(Dataset rows describing interfaces)
________________________

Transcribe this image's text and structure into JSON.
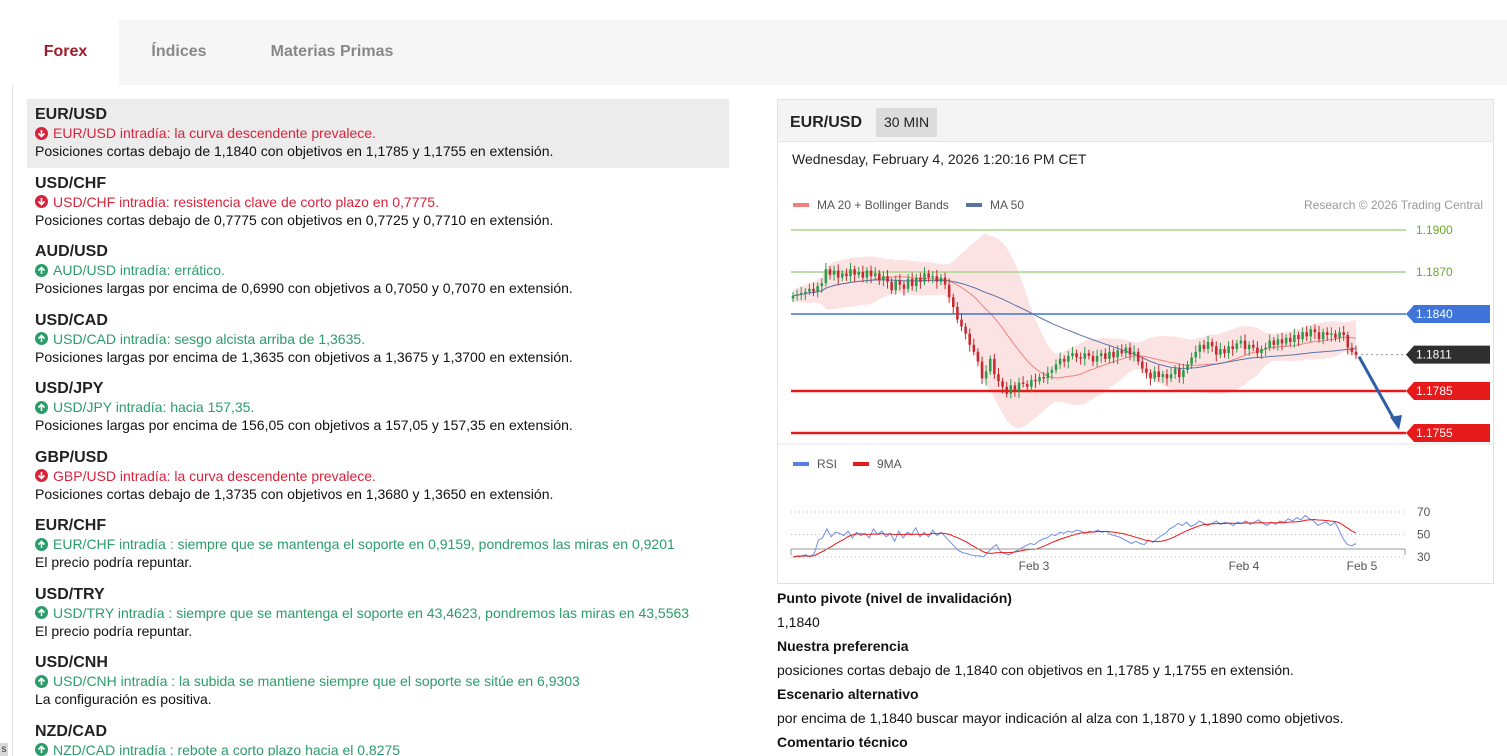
{
  "tabs": [
    {
      "label": "Forex",
      "active": true
    },
    {
      "label": "Índices",
      "active": false
    },
    {
      "label": "Materias Primas",
      "active": false
    }
  ],
  "instruments": [
    {
      "pair": "EUR/USD",
      "direction": "down",
      "headline": "EUR/USD intradía: la curva descendente prevalece.",
      "text": "Posiciones cortas debajo de 1,1840 con objetivos en 1,1785 y 1,1755 en extensión.",
      "selected": true
    },
    {
      "pair": "USD/CHF",
      "direction": "down",
      "headline": "USD/CHF intradía: resistencia clave de corto plazo en 0,7775.",
      "text": "Posiciones cortas debajo de 0,7775 con objetivos en 0,7725 y 0,7710 en extensión."
    },
    {
      "pair": "AUD/USD",
      "direction": "up",
      "headline": "AUD/USD intradía: errático.",
      "text": "Posiciones largas por encima de 0,6990 con objetivos a 0,7050 y 0,7070 en extensión."
    },
    {
      "pair": "USD/CAD",
      "direction": "up",
      "headline": "USD/CAD intradía: sesgo alcista arriba de 1,3635.",
      "text": "Posiciones largas por encima de 1,3635 con objetivos a 1,3675 y 1,3700 en extensión."
    },
    {
      "pair": "USD/JPY",
      "direction": "up",
      "headline": "USD/JPY intradía: hacia 157,35.",
      "text": "Posiciones largas por encima de 156,05 con objetivos a 157,05 y 157,35 en extensión."
    },
    {
      "pair": "GBP/USD",
      "direction": "down",
      "headline": "GBP/USD intradía: la curva descendente prevalece.",
      "text": "Posiciones cortas debajo de 1,3735 con objetivos en 1,3680 y 1,3650 en extensión."
    },
    {
      "pair": "EUR/CHF",
      "direction": "up",
      "headline": "EUR/CHF intradía : siempre que se mantenga el soporte en 0,9159, pondremos las miras en 0,9201",
      "text": "El precio podría repuntar."
    },
    {
      "pair": "USD/TRY",
      "direction": "up",
      "headline": "USD/TRY intradía : siempre que se mantenga el soporte en 43,4623, pondremos las miras en 43,5563",
      "text": "El precio podría repuntar."
    },
    {
      "pair": "USD/CNH",
      "direction": "up",
      "headline": "USD/CNH intradía : la subida se mantiene siempre que el soporte se sitúe en 6,9303",
      "text": "La configuración es positiva."
    },
    {
      "pair": "NZD/CAD",
      "direction": "up",
      "headline": "NZD/CAD intradía : rebote a corto plazo hacia el 0,8275",
      "text": ""
    }
  ],
  "chart": {
    "pair": "EUR/USD",
    "timeframe": "30 MIN",
    "datetime": "Wednesday, February 4, 2026 1:20:16 PM CET",
    "legend_ma20": "MA 20 + Bollinger Bands",
    "legend_ma50": "MA 50",
    "credit": "Research © 2026 Trading Central",
    "rsi_legend": "RSI",
    "ma9_legend": "9MA",
    "colors": {
      "up": "#2b9a4a",
      "down": "#c6282d",
      "resistance": "#3f74d8",
      "target": "#e61a1a",
      "current": "#2f2f2f",
      "arrow": "#2e5fa6",
      "ma20": "#f08080",
      "ma50": "#5a74a8"
    }
  },
  "chart_data": {
    "type": "candlestick",
    "price_levels": [
      {
        "label": "1.1900",
        "value": 1.19,
        "kind": "level"
      },
      {
        "label": "1.1870",
        "value": 1.187,
        "kind": "level"
      },
      {
        "label": "1.1840",
        "value": 1.184,
        "kind": "pivot"
      },
      {
        "label": "1.1811",
        "value": 1.1811,
        "kind": "current"
      },
      {
        "label": "1.1785",
        "value": 1.1785,
        "kind": "target"
      },
      {
        "label": "1.1755",
        "value": 1.1755,
        "kind": "target"
      }
    ],
    "rsi_ticks": [
      "70",
      "50",
      "30"
    ],
    "x_ticks": [
      "Feb 3",
      "Feb 4",
      "Feb 5"
    ],
    "close": [
      1.1853,
      1.1854,
      1.1855,
      1.1856,
      1.1858,
      1.1856,
      1.186,
      1.1862,
      1.1872,
      1.1868,
      1.1871,
      1.1866,
      1.1869,
      1.1867,
      1.1872,
      1.1868,
      1.187,
      1.1866,
      1.1871,
      1.1867,
      1.1869,
      1.1864,
      1.1867,
      1.1863,
      1.1857,
      1.1864,
      1.1861,
      1.1858,
      1.1865,
      1.186,
      1.1866,
      1.1863,
      1.1869,
      1.1866,
      1.1867,
      1.1863,
      1.1866,
      1.1861,
      1.1852,
      1.1845,
      1.1836,
      1.1831,
      1.1826,
      1.1818,
      1.1813,
      1.1806,
      1.1794,
      1.1799,
      1.1808,
      1.1797,
      1.1792,
      1.1788,
      1.1783,
      1.1789,
      1.1785,
      1.1791,
      1.179,
      1.1788,
      1.1793,
      1.1792,
      1.1795,
      1.1794,
      1.1798,
      1.18,
      1.1804,
      1.1808,
      1.1806,
      1.181,
      1.1812,
      1.1809,
      1.1808,
      1.1812,
      1.181,
      1.1806,
      1.181,
      1.1812,
      1.1808,
      1.1813,
      1.1809,
      1.1814,
      1.1812,
      1.1816,
      1.1811,
      1.1813,
      1.1806,
      1.1801,
      1.1798,
      1.1794,
      1.1799,
      1.1795,
      1.1797,
      1.1794,
      1.1797,
      1.1801,
      1.1795,
      1.18,
      1.1804,
      1.1809,
      1.1813,
      1.1818,
      1.1815,
      1.182,
      1.1817,
      1.1811,
      1.1815,
      1.1812,
      1.1817,
      1.1815,
      1.1819,
      1.1821,
      1.1815,
      1.1818,
      1.1816,
      1.1812,
      1.1815,
      1.1816,
      1.1821,
      1.1818,
      1.1822,
      1.1819,
      1.1823,
      1.182,
      1.1825,
      1.1822,
      1.1827,
      1.1824,
      1.1829,
      1.1827,
      1.1822,
      1.1827,
      1.1825,
      1.1826,
      1.1823,
      1.1827,
      1.1825,
      1.1816,
      1.1813,
      1.1811
    ],
    "rsi": [
      30,
      31,
      31,
      32,
      30,
      33,
      45,
      47,
      55,
      48,
      52,
      51,
      49,
      53,
      47,
      52,
      49,
      51,
      47,
      55,
      50,
      53,
      48,
      51,
      44,
      53,
      47,
      52,
      50,
      56,
      48,
      52,
      48,
      54,
      49,
      52,
      48,
      44,
      40,
      36,
      34,
      33,
      32,
      31,
      31,
      30,
      34,
      38,
      41,
      35,
      33,
      32,
      34,
      36,
      38,
      40,
      42,
      41,
      44,
      46,
      47,
      50,
      49,
      52,
      51,
      53,
      52,
      54,
      53,
      51,
      53,
      52,
      54,
      52,
      53,
      50,
      49,
      48,
      46,
      44,
      42,
      44,
      42,
      41,
      45,
      43,
      46,
      49,
      51,
      55,
      57,
      60,
      58,
      61,
      57,
      59,
      62,
      60,
      58,
      60,
      62,
      59,
      61,
      60,
      58,
      61,
      60,
      62,
      59,
      61,
      63,
      60,
      58,
      61,
      59,
      62,
      61,
      64,
      62,
      65,
      63,
      67,
      64,
      62,
      58,
      60,
      61,
      58,
      61,
      54,
      46,
      41,
      40,
      42
    ]
  },
  "details": {
    "pivot_label": "Punto pivote (nivel de invalidación)",
    "pivot_value": "1,1840",
    "preference_label": "Nuestra preferencia",
    "preference_text": "posiciones cortas debajo de 1,1840 con objetivos en 1,1785 y 1,1755 en extensión.",
    "alt_label": "Escenario alternativo",
    "alt_text": "por encima de 1,1840 buscar mayor indicación al alza con 1,1870 y 1,1890 como objetivos.",
    "comment_label": "Comentario técnico"
  },
  "corner_text": "s"
}
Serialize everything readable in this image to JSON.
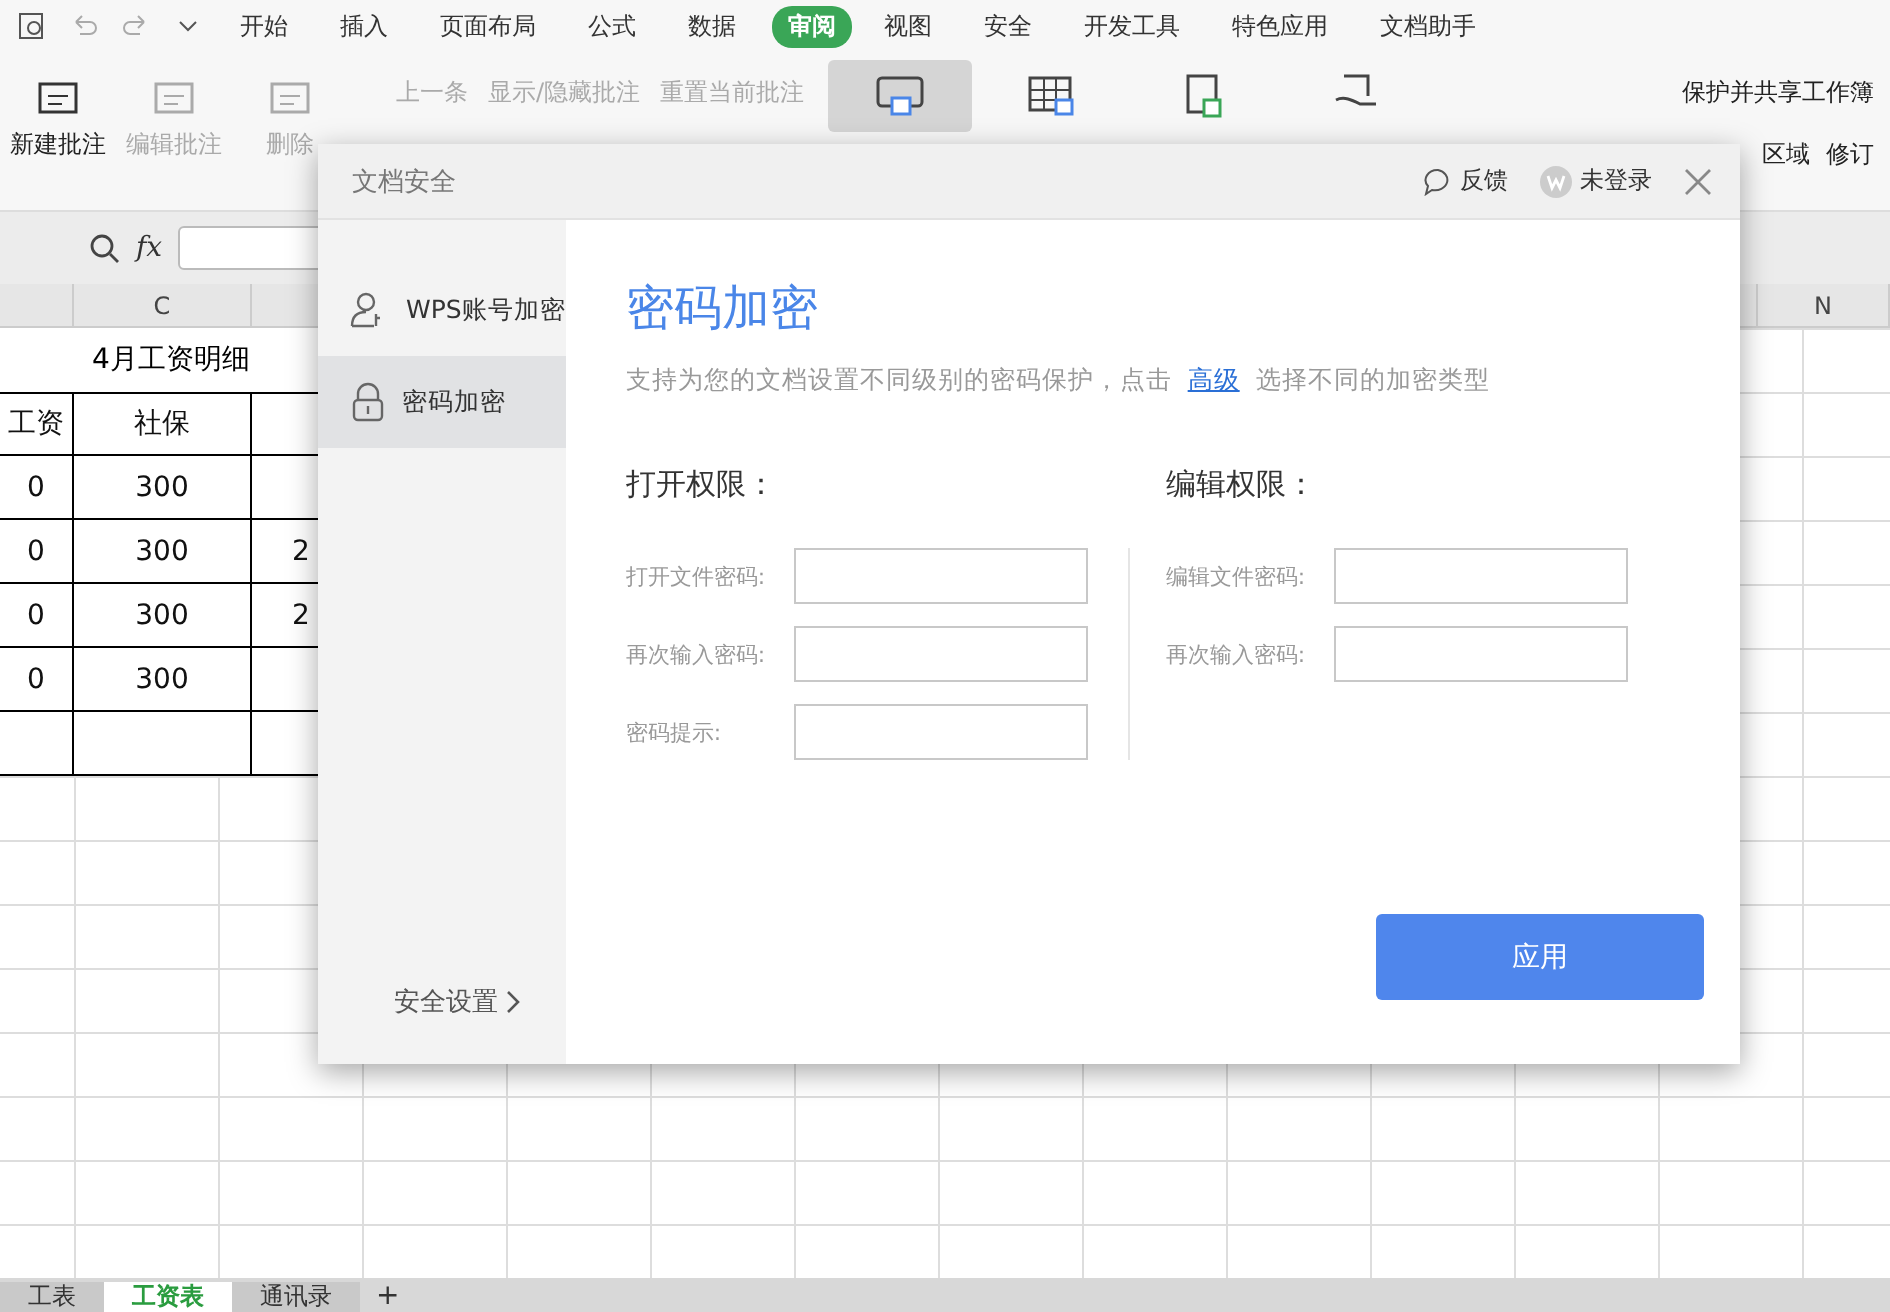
{
  "menu": [
    {
      "label": "开始",
      "selected": false
    },
    {
      "label": "插入",
      "selected": false
    },
    {
      "label": "页面布局",
      "selected": false
    },
    {
      "label": "公式",
      "selected": false
    },
    {
      "label": "数据",
      "selected": false
    },
    {
      "label": "审阅",
      "selected": true
    },
    {
      "label": "视图",
      "selected": false
    },
    {
      "label": "安全",
      "selected": false
    },
    {
      "label": "开发工具",
      "selected": false
    },
    {
      "label": "特色应用",
      "selected": false
    },
    {
      "label": "文档助手",
      "selected": false
    }
  ],
  "toolbar": {
    "big": [
      {
        "label": "新建批注",
        "disabled": false
      },
      {
        "label": "编辑批注",
        "disabled": true
      },
      {
        "label": "删除",
        "disabled": true
      }
    ],
    "small": [
      {
        "label": "上一条",
        "disabled": true
      },
      {
        "label": "显示/隐藏批注",
        "disabled": true
      },
      {
        "label": "重置当前批注",
        "disabled": true
      }
    ],
    "protect": [
      {
        "kind": "doc",
        "selected": true
      },
      {
        "kind": "sheet",
        "selected": false
      },
      {
        "kind": "book",
        "selected": false
      },
      {
        "kind": "share",
        "selected": false
      }
    ],
    "share_workbook": "保护并共享工作簿",
    "area": "区域",
    "revise": "修订"
  },
  "formula_bar": {
    "fx": "fx"
  },
  "column_headers": [
    "C",
    "N"
  ],
  "sheet": {
    "title": "4月工资明细",
    "header": [
      "工资",
      "社保"
    ],
    "rows": [
      [
        "0",
        "300",
        ""
      ],
      [
        "0",
        "300",
        "2"
      ],
      [
        "0",
        "300",
        "2"
      ],
      [
        "0",
        "300",
        ""
      ],
      [
        "",
        "",
        ""
      ]
    ]
  },
  "sheet_tabs": [
    {
      "label": "工表",
      "selected": false
    },
    {
      "label": "工资表",
      "selected": true
    },
    {
      "label": "通讯录",
      "selected": false
    }
  ],
  "add_sheet": "+",
  "dialog": {
    "title": "文档安全",
    "feedback": "反馈",
    "login": "未登录",
    "sidebar": [
      {
        "kind": "account",
        "label": "WPS账号加密",
        "selected": false
      },
      {
        "kind": "lock",
        "label": "密码加密",
        "selected": true
      }
    ],
    "security_settings": "安全设置",
    "heading": "密码加密",
    "description_before": "支持为您的文档设置不同级别的密码保护，点击",
    "link": "高级",
    "description_after": "选择不同的加密类型",
    "columns": [
      {
        "title": "打开权限：",
        "fields": [
          "打开文件密码:",
          "再次输入密码:",
          "密码提示:"
        ]
      },
      {
        "title": "编辑权限：",
        "fields": [
          "编辑文件密码:",
          "再次输入密码:"
        ]
      }
    ],
    "apply": "应用"
  }
}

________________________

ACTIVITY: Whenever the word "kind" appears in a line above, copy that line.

RESULT:
        "kind": "level"
        "kind": "level"
        "kind": "pivot"
        "kind": "current"
        "kind": "target"
        "kind": "target"
        "kind": "doc",
        "kind": "sheet",
        "kind": "book",
        "kind": "share",
        "kind": "account",
        "kind": "lock",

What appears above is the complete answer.